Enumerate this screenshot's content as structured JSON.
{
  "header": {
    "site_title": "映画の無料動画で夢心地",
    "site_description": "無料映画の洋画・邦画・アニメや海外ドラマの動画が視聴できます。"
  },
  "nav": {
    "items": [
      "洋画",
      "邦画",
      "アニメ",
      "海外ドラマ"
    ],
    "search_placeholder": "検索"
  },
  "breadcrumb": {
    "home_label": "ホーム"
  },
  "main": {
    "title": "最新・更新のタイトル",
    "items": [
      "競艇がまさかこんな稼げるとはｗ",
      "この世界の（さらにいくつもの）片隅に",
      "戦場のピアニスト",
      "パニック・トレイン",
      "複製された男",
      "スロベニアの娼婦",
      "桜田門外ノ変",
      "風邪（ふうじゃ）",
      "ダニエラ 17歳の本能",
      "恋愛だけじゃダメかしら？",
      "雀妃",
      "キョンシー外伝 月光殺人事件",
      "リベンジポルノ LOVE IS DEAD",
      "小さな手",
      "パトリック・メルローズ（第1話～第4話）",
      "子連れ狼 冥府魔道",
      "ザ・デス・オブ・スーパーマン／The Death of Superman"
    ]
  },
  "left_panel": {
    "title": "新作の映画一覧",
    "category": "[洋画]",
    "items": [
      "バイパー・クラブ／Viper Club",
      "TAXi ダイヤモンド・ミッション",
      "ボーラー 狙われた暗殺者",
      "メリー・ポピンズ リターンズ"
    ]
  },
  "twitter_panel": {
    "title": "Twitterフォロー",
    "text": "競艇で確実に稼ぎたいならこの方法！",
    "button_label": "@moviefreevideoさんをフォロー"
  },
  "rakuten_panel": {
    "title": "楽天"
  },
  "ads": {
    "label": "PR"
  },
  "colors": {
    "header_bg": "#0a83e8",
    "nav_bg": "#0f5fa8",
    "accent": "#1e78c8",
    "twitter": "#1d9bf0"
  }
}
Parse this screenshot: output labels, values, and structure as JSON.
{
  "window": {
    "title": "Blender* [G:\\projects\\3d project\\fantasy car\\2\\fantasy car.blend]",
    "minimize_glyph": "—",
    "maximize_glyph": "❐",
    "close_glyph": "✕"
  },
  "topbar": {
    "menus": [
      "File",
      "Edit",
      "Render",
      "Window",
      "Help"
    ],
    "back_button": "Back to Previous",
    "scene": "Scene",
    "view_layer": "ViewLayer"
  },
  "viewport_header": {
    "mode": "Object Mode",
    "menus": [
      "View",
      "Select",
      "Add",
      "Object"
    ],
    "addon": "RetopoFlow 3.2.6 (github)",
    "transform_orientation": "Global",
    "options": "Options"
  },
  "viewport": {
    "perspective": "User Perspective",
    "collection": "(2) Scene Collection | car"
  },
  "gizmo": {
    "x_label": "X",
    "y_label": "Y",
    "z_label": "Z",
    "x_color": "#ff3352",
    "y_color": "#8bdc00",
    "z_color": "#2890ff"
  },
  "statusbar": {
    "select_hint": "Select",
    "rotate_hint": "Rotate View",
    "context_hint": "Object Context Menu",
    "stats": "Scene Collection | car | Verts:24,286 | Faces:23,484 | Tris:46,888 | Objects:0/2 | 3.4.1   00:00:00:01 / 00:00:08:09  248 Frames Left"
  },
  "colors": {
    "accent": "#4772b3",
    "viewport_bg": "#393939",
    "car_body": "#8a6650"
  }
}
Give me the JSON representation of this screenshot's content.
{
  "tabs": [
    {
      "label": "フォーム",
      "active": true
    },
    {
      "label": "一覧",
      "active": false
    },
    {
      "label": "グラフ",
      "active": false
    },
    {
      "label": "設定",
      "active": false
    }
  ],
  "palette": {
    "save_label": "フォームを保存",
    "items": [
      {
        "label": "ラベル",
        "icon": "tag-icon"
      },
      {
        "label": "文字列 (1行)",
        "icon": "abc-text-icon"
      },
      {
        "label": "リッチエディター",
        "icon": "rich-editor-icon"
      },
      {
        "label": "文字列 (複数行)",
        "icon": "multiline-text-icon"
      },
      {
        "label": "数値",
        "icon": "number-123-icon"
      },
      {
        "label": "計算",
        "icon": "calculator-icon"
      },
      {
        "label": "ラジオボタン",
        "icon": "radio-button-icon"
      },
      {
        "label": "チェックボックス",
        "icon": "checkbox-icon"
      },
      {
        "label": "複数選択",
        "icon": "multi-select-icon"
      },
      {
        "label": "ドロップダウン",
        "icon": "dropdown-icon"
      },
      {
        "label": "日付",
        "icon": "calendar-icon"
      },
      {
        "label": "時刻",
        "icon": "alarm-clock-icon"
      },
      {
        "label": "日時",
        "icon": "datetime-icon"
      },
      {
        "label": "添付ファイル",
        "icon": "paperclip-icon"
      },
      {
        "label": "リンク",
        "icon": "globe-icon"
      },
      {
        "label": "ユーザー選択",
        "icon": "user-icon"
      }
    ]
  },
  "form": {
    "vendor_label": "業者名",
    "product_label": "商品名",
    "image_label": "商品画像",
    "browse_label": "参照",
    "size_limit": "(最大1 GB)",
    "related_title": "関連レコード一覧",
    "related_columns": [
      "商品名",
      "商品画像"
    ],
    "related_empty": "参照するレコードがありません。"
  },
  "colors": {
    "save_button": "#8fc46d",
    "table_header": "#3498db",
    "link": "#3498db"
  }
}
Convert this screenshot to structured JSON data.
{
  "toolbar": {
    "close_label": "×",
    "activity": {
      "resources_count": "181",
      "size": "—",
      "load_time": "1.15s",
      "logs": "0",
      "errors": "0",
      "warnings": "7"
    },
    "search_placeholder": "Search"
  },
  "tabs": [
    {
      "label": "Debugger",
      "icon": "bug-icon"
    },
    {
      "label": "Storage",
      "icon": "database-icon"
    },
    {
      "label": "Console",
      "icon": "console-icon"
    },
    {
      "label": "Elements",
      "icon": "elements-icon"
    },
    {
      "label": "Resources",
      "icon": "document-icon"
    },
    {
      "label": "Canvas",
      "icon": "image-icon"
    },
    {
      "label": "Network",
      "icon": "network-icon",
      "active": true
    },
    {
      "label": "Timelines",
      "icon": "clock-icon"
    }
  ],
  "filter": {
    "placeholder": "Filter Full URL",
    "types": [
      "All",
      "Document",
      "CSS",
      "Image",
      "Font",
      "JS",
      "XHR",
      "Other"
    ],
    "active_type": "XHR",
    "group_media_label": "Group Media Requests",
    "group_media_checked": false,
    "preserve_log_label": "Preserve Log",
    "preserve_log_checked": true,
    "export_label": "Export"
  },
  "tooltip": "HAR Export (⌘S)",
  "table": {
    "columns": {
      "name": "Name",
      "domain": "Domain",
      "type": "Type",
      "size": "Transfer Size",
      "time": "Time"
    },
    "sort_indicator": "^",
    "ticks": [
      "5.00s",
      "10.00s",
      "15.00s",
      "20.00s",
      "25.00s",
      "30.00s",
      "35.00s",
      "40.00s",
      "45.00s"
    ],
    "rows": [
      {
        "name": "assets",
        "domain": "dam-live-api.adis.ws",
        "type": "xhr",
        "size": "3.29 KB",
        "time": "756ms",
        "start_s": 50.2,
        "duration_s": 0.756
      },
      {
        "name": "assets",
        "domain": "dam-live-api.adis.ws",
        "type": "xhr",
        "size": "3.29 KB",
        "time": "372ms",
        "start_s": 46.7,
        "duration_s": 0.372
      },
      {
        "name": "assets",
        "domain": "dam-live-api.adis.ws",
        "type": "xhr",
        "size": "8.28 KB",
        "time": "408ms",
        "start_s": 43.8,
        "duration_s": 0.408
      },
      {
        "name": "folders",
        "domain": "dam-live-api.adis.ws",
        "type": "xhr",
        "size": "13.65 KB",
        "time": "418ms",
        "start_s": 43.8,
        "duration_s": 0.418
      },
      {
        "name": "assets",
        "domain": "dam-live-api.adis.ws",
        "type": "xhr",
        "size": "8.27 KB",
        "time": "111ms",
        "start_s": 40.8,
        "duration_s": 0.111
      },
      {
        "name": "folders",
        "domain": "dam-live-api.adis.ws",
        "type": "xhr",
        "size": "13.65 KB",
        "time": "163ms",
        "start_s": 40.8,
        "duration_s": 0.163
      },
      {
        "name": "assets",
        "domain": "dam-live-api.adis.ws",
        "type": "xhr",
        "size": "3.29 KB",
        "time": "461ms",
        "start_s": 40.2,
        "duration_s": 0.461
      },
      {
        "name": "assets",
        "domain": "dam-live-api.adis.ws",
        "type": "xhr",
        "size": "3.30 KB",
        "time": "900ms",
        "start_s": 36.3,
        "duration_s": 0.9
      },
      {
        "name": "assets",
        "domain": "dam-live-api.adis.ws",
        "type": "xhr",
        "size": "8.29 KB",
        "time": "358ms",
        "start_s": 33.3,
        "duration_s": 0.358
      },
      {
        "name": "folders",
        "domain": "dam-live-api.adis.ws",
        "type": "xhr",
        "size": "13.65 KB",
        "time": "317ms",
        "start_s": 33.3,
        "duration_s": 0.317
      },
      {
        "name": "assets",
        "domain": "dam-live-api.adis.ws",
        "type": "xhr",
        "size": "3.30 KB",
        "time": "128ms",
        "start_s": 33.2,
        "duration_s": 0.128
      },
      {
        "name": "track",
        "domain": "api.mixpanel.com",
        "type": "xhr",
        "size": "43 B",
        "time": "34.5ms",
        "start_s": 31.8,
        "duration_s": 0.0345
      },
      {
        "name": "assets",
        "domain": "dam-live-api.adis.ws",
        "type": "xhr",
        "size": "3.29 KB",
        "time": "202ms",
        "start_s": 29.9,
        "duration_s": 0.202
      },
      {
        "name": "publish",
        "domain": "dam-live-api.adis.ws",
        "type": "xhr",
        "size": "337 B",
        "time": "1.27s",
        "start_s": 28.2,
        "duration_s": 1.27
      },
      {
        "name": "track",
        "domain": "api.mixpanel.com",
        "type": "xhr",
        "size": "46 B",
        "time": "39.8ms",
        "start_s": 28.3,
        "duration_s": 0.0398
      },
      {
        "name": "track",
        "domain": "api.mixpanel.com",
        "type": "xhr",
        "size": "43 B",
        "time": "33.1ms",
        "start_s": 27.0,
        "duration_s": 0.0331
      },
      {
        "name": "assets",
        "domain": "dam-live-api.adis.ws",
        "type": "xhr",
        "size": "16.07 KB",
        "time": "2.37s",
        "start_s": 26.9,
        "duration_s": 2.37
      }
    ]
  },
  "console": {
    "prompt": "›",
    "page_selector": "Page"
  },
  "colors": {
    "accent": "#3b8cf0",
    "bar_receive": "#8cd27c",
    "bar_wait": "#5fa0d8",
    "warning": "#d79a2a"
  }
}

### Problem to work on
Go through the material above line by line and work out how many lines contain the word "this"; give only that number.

### The answer
4